◆ Component data from apps and pages:
----

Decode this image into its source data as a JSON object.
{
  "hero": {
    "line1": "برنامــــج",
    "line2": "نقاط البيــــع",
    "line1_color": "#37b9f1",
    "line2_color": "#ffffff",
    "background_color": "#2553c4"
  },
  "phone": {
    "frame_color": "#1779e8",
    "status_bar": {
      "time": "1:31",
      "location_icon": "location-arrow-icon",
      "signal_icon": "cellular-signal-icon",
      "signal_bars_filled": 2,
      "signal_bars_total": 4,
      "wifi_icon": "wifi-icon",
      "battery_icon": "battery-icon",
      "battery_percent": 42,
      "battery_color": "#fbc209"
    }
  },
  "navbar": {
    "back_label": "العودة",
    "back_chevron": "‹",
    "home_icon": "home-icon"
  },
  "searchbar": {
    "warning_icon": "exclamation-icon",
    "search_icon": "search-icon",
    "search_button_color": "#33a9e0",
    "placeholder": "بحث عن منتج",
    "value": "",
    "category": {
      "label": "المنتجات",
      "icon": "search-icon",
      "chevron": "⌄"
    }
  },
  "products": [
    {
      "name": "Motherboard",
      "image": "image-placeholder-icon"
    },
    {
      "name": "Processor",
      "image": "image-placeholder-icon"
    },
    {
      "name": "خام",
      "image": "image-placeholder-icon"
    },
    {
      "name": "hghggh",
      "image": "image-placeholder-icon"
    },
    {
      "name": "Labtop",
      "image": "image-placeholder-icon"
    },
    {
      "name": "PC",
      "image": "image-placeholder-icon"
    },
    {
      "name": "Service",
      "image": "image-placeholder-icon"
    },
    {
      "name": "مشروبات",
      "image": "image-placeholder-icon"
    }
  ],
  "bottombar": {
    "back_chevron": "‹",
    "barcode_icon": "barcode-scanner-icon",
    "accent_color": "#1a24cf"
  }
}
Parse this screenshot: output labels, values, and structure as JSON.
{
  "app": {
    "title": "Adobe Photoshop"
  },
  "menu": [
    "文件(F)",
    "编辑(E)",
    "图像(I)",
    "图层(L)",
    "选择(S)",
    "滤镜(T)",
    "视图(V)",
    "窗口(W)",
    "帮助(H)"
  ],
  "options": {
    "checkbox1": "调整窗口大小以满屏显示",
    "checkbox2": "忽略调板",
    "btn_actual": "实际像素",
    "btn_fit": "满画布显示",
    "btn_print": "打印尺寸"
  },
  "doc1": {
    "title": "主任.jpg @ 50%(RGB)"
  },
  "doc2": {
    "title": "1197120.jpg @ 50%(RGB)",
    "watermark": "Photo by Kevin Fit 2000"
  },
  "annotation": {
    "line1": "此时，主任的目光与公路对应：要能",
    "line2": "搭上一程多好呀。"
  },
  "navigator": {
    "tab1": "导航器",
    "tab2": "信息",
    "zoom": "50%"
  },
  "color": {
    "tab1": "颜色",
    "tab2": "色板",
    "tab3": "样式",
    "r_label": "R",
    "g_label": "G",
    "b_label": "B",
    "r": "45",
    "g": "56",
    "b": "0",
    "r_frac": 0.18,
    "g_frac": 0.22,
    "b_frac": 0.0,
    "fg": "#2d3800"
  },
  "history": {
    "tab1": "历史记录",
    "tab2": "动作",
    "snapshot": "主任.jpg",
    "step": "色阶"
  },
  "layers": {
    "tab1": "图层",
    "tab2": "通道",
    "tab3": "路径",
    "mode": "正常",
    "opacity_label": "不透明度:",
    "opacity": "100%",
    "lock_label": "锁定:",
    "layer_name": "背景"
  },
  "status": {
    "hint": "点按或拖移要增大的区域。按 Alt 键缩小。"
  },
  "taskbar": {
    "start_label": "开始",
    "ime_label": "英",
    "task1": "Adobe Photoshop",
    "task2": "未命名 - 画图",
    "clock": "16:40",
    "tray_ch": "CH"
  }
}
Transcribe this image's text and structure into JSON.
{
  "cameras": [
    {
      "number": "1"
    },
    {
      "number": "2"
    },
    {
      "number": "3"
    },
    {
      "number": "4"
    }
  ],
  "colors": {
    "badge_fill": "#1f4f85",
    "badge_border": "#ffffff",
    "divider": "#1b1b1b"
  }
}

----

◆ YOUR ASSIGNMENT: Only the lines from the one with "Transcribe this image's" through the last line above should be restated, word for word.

◆ TASK SOLUTION:
Transcribe this image's text and structure into JSON.
{
  "cameras": [
    {
      "number": "1"
    },
    {
      "number": "2"
    },
    {
      "number": "3"
    },
    {
      "number": "4"
    }
  ],
  "colors": {
    "badge_fill": "#1f4f85",
    "badge_border": "#ffffff",
    "divider": "#1b1b1b"
  }
}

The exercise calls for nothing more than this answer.